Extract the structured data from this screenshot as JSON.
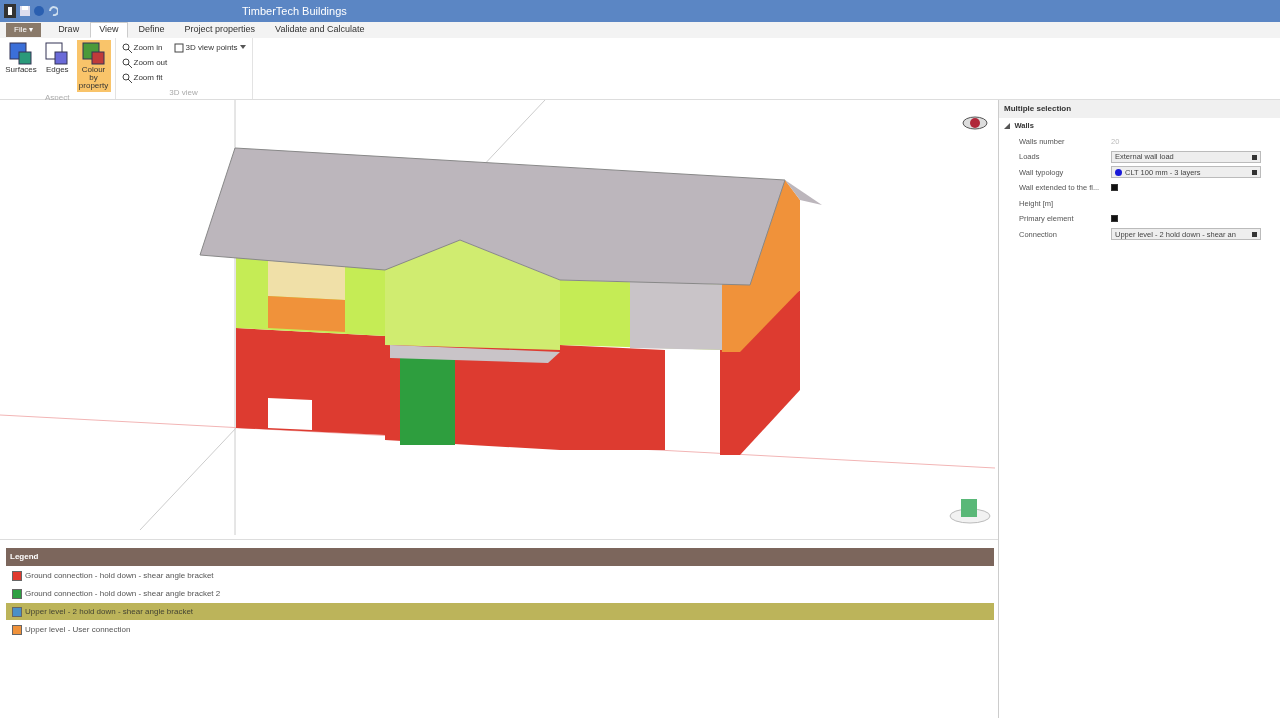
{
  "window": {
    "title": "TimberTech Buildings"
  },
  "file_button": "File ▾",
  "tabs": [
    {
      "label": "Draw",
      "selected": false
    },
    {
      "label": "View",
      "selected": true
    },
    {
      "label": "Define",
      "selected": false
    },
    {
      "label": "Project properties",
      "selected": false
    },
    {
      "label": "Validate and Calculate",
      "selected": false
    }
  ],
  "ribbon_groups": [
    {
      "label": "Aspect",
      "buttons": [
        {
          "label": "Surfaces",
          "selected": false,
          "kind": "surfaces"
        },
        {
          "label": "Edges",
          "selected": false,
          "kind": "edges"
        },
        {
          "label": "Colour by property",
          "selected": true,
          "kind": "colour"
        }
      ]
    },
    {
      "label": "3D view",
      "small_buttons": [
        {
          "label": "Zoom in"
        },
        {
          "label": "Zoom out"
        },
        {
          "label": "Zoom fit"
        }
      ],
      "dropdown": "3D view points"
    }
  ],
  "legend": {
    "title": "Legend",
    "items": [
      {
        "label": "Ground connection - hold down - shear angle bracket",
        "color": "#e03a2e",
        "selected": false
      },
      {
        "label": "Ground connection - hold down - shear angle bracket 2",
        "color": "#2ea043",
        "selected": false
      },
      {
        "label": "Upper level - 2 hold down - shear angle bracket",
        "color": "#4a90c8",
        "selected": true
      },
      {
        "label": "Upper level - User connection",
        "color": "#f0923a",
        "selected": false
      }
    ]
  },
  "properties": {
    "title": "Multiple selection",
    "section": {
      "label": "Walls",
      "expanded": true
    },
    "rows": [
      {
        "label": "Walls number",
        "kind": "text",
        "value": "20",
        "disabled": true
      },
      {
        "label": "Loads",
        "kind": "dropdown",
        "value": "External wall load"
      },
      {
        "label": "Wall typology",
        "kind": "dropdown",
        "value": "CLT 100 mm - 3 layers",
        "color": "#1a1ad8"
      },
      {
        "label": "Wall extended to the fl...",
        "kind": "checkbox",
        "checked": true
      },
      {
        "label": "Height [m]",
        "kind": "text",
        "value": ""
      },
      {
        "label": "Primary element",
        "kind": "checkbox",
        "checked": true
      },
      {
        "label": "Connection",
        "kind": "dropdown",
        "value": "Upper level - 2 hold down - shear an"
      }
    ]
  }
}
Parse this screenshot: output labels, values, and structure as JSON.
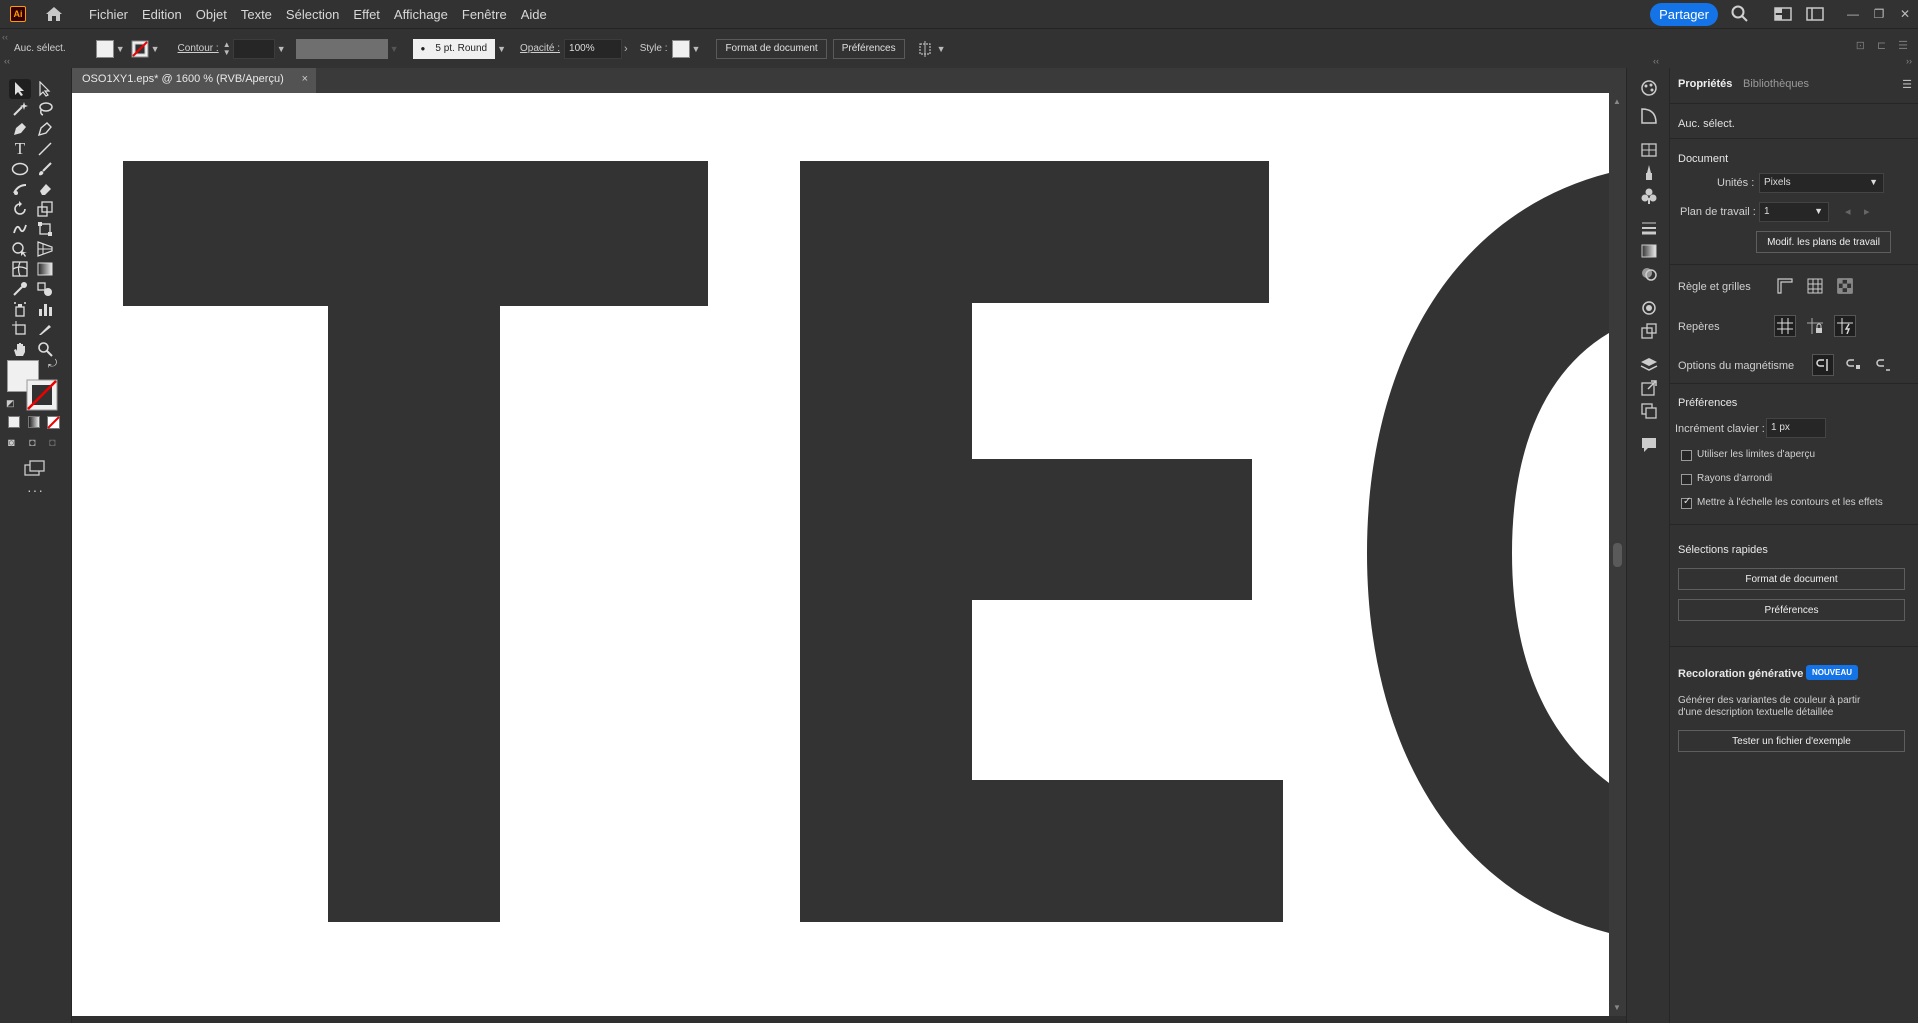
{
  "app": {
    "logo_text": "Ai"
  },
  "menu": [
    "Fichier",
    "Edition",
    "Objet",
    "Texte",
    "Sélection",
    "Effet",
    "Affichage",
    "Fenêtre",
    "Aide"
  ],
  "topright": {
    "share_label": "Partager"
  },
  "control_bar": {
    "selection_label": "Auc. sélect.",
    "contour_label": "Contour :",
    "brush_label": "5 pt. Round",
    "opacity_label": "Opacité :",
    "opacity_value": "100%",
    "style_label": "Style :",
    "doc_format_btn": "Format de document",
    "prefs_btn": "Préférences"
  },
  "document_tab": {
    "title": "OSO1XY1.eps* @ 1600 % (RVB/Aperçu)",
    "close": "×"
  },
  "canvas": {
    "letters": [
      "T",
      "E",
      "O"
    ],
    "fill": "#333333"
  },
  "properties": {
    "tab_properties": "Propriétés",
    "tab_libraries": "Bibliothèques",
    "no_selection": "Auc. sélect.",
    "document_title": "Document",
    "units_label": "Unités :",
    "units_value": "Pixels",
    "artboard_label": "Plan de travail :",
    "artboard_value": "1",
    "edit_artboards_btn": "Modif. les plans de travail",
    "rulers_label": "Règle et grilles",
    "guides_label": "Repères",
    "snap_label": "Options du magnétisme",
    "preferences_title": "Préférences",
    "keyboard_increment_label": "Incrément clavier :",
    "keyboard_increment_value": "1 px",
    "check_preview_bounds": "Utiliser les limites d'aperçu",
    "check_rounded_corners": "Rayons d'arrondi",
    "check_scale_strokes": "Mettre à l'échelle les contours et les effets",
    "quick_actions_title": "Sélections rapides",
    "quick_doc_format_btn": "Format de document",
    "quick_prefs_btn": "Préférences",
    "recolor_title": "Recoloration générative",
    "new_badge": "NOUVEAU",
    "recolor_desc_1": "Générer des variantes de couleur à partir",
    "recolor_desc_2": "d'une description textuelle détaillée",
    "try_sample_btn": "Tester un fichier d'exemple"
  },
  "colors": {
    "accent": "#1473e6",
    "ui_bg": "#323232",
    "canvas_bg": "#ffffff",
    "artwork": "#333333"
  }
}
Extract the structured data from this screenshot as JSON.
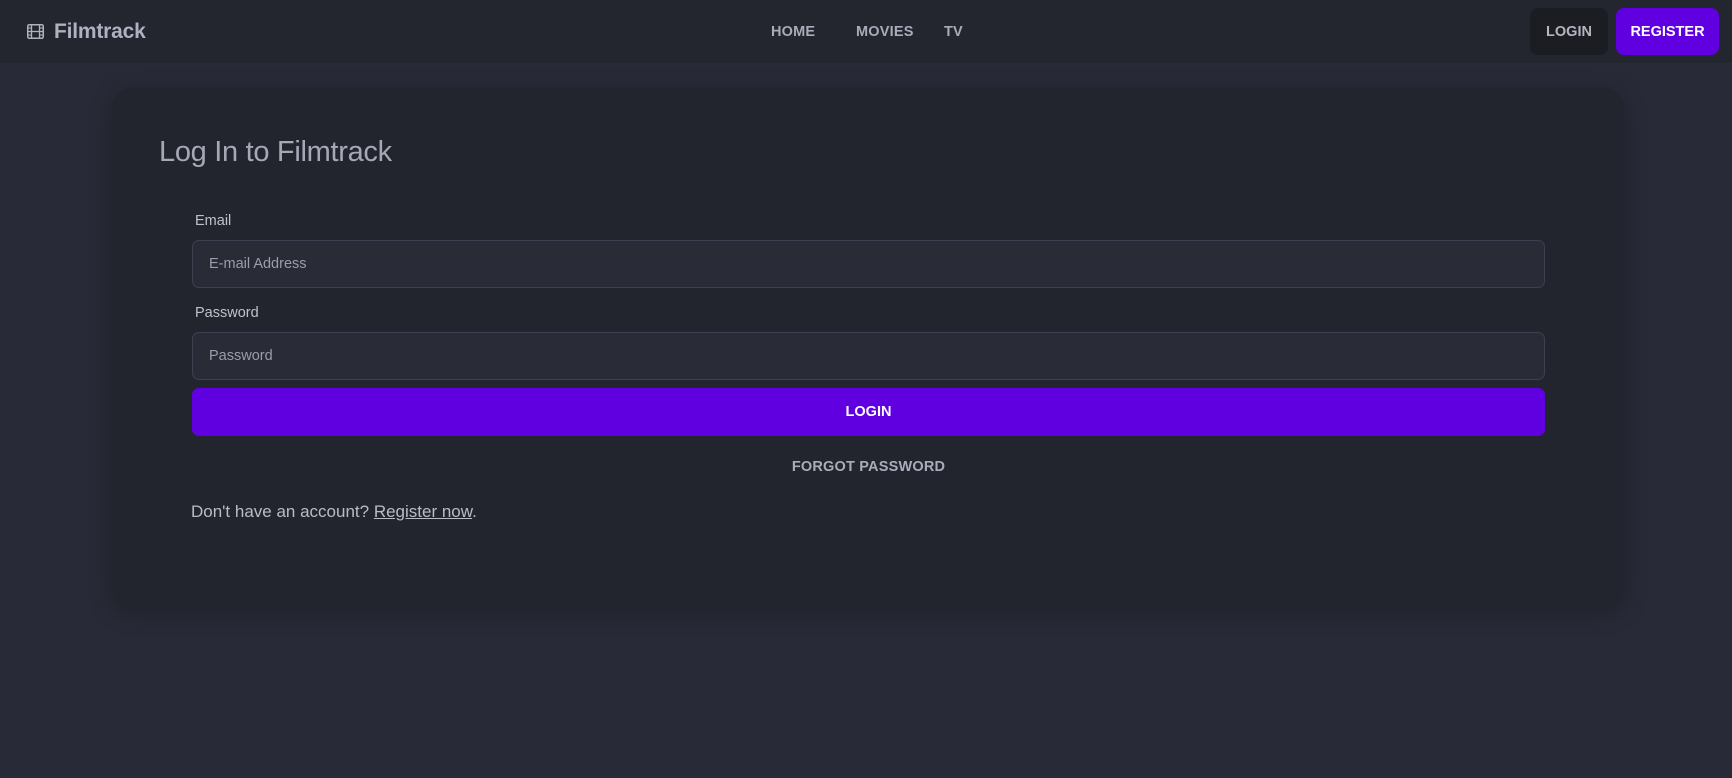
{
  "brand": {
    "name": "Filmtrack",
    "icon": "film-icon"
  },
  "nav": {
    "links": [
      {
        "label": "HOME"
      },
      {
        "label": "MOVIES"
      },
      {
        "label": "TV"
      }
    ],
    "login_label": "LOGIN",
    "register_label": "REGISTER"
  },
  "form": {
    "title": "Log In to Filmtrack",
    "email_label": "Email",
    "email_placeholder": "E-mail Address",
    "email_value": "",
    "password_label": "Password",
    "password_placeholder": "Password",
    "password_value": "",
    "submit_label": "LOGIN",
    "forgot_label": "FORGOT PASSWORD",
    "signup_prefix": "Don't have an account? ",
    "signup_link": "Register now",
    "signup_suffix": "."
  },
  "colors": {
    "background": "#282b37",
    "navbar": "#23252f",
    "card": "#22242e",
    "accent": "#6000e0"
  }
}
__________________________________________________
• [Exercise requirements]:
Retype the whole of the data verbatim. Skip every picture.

• [Solution to this exercise]:
Extract the structured data from this screenshot as JSON.
{
  "window": {
    "title": "TimberTech Buildings"
  },
  "file_button": "File ▾",
  "tabs": [
    {
      "label": "Draw",
      "selected": false
    },
    {
      "label": "View",
      "selected": true
    },
    {
      "label": "Define",
      "selected": false
    },
    {
      "label": "Project properties",
      "selected": false
    },
    {
      "label": "Validate and Calculate",
      "selected": false
    }
  ],
  "ribbon_groups": [
    {
      "label": "Aspect",
      "buttons": [
        {
          "label": "Surfaces",
          "selected": false,
          "kind": "surfaces"
        },
        {
          "label": "Edges",
          "selected": false,
          "kind": "edges"
        },
        {
          "label": "Colour by property",
          "selected": true,
          "kind": "colour"
        }
      ]
    },
    {
      "label": "3D view",
      "small_buttons": [
        {
          "label": "Zoom in"
        },
        {
          "label": "Zoom out"
        },
        {
          "label": "Zoom fit"
        }
      ],
      "dropdown": "3D view points"
    }
  ],
  "legend": {
    "title": "Legend",
    "items": [
      {
        "label": "Ground connection - hold down - shear angle bracket",
        "color": "#e03a2e",
        "selected": false
      },
      {
        "label": "Ground connection - hold down - shear angle bracket 2",
        "color": "#2ea043",
        "selected": false
      },
      {
        "label": "Upper level - 2 hold down - shear angle bracket",
        "color": "#4a90c8",
        "selected": true
      },
      {
        "label": "Upper level - User connection",
        "color": "#f0923a",
        "selected": false
      }
    ]
  },
  "properties": {
    "title": "Multiple selection",
    "section": {
      "label": "Walls",
      "expanded": true
    },
    "rows": [
      {
        "label": "Walls number",
        "kind": "text",
        "value": "20",
        "disabled": true
      },
      {
        "label": "Loads",
        "kind": "dropdown",
        "value": "External wall load"
      },
      {
        "label": "Wall typology",
        "kind": "dropdown",
        "value": "CLT 100 mm - 3 layers",
        "color": "#1a1ad8"
      },
      {
        "label": "Wall extended to the fl...",
        "kind": "checkbox",
        "checked": true
      },
      {
        "label": "Height [m]",
        "kind": "text",
        "value": ""
      },
      {
        "label": "Primary element",
        "kind": "checkbox",
        "checked": true
      },
      {
        "label": "Connection",
        "kind": "dropdown",
        "value": "Upper level - 2 hold down - shear an"
      }
    ]
  }
}
Parse this screenshot: output labels, values, and structure as JSON.
{
  "app": {
    "logo_text": "Ai"
  },
  "menu": [
    "Fichier",
    "Edition",
    "Objet",
    "Texte",
    "Sélection",
    "Effet",
    "Affichage",
    "Fenêtre",
    "Aide"
  ],
  "topright": {
    "share_label": "Partager"
  },
  "control_bar": {
    "selection_label": "Auc. sélect.",
    "contour_label": "Contour :",
    "brush_label": "5 pt. Round",
    "opacity_label": "Opacité :",
    "opacity_value": "100%",
    "style_label": "Style :",
    "doc_format_btn": "Format de document",
    "prefs_btn": "Préférences"
  },
  "document_tab": {
    "title": "OSO1XY1.eps* @ 1600 % (RVB/Aperçu)",
    "close": "×"
  },
  "canvas": {
    "letters": [
      "T",
      "E",
      "O"
    ],
    "fill": "#333333"
  },
  "properties": {
    "tab_properties": "Propriétés",
    "tab_libraries": "Bibliothèques",
    "no_selection": "Auc. sélect.",
    "document_title": "Document",
    "units_label": "Unités :",
    "units_value": "Pixels",
    "artboard_label": "Plan de travail :",
    "artboard_value": "1",
    "edit_artboards_btn": "Modif. les plans de travail",
    "rulers_label": "Règle et grilles",
    "guides_label": "Repères",
    "snap_label": "Options du magnétisme",
    "preferences_title": "Préférences",
    "keyboard_increment_label": "Incrément clavier :",
    "keyboard_increment_value": "1 px",
    "check_preview_bounds": "Utiliser les limites d'aperçu",
    "check_rounded_corners": "Rayons d'arrondi",
    "check_scale_strokes": "Mettre à l'échelle les contours et les effets",
    "quick_actions_title": "Sélections rapides",
    "quick_doc_format_btn": "Format de document",
    "quick_prefs_btn": "Préférences",
    "recolor_title": "Recoloration générative",
    "new_badge": "NOUVEAU",
    "recolor_desc_1": "Générer des variantes de couleur à partir",
    "recolor_desc_2": "d'une description textuelle détaillée",
    "try_sample_btn": "Tester un fichier d'exemple"
  },
  "colors": {
    "accent": "#1473e6",
    "ui_bg": "#323232",
    "canvas_bg": "#ffffff",
    "artwork": "#333333"
  }
}
Extract the structured data from this screenshot as JSON.
{
  "brand": {
    "name": "Filmtrack",
    "icon": "film-icon"
  },
  "nav": {
    "links": [
      {
        "label": "HOME"
      },
      {
        "label": "MOVIES"
      },
      {
        "label": "TV"
      }
    ],
    "login_label": "LOGIN",
    "register_label": "REGISTER"
  },
  "form": {
    "title": "Log In to Filmtrack",
    "email_label": "Email",
    "email_placeholder": "E-mail Address",
    "email_value": "",
    "password_label": "Password",
    "password_placeholder": "Password",
    "password_value": "",
    "submit_label": "LOGIN",
    "forgot_label": "FORGOT PASSWORD",
    "signup_prefix": "Don't have an account? ",
    "signup_link": "Register now",
    "signup_suffix": "."
  },
  "colors": {
    "background": "#282b37",
    "navbar": "#23252f",
    "card": "#22242e",
    "accent": "#6000e0"
  }
}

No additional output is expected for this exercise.